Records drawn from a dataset
□ □ □

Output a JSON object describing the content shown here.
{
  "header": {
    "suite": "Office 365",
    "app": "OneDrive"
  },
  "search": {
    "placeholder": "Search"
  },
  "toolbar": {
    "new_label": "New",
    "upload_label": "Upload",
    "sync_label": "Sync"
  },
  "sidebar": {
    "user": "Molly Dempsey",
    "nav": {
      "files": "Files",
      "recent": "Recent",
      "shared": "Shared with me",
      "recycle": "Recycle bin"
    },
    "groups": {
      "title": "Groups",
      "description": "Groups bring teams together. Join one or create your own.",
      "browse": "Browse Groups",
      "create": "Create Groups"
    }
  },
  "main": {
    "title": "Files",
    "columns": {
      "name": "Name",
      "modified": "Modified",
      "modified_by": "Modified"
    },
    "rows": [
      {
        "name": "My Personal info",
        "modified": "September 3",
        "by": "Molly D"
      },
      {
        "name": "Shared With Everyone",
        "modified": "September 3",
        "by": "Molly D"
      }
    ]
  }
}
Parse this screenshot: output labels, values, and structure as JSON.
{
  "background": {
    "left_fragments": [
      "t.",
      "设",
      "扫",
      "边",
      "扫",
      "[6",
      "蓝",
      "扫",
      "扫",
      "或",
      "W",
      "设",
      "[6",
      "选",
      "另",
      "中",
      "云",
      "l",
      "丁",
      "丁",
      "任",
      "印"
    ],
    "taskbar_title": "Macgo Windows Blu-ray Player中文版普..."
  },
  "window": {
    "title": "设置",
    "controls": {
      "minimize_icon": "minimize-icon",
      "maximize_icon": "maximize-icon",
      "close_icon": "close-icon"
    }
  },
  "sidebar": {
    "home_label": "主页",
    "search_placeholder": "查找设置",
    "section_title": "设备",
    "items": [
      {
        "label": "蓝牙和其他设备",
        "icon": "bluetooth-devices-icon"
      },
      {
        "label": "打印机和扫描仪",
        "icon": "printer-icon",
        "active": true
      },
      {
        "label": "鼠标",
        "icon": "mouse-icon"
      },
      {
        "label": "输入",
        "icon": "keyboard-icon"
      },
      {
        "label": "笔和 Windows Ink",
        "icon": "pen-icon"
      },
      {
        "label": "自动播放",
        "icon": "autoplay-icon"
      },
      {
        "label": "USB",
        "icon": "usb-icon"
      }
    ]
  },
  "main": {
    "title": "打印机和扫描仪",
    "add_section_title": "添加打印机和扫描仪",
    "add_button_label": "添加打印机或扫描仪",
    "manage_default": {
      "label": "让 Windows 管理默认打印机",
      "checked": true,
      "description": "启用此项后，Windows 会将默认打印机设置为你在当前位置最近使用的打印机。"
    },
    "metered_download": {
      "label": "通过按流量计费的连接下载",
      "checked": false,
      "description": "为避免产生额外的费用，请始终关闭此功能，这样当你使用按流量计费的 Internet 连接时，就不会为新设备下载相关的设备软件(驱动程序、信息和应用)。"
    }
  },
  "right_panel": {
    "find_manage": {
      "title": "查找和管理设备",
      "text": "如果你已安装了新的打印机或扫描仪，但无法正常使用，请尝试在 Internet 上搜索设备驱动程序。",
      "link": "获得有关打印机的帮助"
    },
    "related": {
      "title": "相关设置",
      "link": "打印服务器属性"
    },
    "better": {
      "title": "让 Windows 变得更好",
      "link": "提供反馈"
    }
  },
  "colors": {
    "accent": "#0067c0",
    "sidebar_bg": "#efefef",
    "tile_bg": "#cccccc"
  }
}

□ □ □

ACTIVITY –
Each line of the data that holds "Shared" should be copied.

RESPONSE TO THE TASK –
      "shared": "Shared with me",
        "name": "Shared With Everyone",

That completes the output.